> Work required
Go through the entries below and print each one exactly.

> Source information
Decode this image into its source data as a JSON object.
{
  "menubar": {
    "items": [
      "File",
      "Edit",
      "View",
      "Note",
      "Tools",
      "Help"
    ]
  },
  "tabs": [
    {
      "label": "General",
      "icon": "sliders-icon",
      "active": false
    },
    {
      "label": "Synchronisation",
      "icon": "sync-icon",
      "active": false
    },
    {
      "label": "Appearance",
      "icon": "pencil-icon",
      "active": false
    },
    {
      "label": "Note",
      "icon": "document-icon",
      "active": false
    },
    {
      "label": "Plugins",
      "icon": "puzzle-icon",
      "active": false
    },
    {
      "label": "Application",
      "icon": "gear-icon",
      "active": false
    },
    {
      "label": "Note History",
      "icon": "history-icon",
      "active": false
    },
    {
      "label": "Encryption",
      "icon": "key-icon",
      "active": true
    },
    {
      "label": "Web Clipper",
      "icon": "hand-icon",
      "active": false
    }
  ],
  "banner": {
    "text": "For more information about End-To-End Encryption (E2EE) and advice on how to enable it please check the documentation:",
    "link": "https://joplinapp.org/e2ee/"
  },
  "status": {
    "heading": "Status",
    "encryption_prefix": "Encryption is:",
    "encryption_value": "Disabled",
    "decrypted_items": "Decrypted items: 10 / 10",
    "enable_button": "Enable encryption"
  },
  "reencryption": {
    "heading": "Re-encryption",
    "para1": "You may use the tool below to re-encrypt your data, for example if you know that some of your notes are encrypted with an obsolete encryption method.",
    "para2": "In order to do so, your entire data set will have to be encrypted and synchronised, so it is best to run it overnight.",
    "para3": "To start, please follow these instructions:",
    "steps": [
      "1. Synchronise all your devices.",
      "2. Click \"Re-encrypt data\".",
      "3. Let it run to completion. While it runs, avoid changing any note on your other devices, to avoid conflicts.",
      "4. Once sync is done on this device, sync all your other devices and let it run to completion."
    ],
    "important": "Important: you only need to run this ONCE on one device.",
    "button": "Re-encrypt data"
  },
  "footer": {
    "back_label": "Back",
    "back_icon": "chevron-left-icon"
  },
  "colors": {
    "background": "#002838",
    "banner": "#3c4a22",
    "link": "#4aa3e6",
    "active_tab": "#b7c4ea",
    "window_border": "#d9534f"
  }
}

> Task answer
Decode this image into its source data as a JSON object.
{
  "menubar": {
    "items": [
      "File",
      "Edit",
      "View",
      "Note",
      "Tools",
      "Help"
    ]
  },
  "tabs": [
    {
      "label": "General",
      "icon": "sliders-icon",
      "active": false
    },
    {
      "label": "Synchronisation",
      "icon": "sync-icon",
      "active": false
    },
    {
      "label": "Appearance",
      "icon": "pencil-icon",
      "active": false
    },
    {
      "label": "Note",
      "icon": "document-icon",
      "active": false
    },
    {
      "label": "Plugins",
      "icon": "puzzle-icon",
      "active": false
    },
    {
      "label": "Application",
      "icon": "gear-icon",
      "active": false
    },
    {
      "label": "Note History",
      "icon": "history-icon",
      "active": false
    },
    {
      "label": "Encryption",
      "icon": "key-icon",
      "active": true
    },
    {
      "label": "Web Clipper",
      "icon": "hand-icon",
      "active": false
    }
  ],
  "banner": {
    "text": "For more information about End-To-End Encryption (E2EE) and advice on how to enable it please check the documentation:",
    "link": "https://joplinapp.org/e2ee/"
  },
  "status": {
    "heading": "Status",
    "encryption_prefix": "Encryption is:",
    "encryption_value": "Disabled",
    "decrypted_items": "Decrypted items: 10 / 10",
    "enable_button": "Enable encryption"
  },
  "reencryption": {
    "heading": "Re-encryption",
    "para1": "You may use the tool below to re-encrypt your data, for example if you know that some of your notes are encrypted with an obsolete encryption method.",
    "para2": "In order to do so, your entire data set will have to be encrypted and synchronised, so it is best to run it overnight.",
    "para3": "To start, please follow these instructions:",
    "steps": [
      "1. Synchronise all your devices.",
      "2. Click \"Re-encrypt data\".",
      "3. Let it run to completion. While it runs, avoid changing any note on your other devices, to avoid conflicts.",
      "4. Once sync is done on this device, sync all your other devices and let it run to completion."
    ],
    "important": "Important: you only need to run this ONCE on one device.",
    "button": "Re-encrypt data"
  },
  "footer": {
    "back_label": "Back",
    "back_icon": "chevron-left-icon"
  },
  "colors": {
    "background": "#002838",
    "banner": "#3c4a22",
    "link": "#4aa3e6",
    "active_tab": "#b7c4ea",
    "window_border": "#d9534f"
  }
}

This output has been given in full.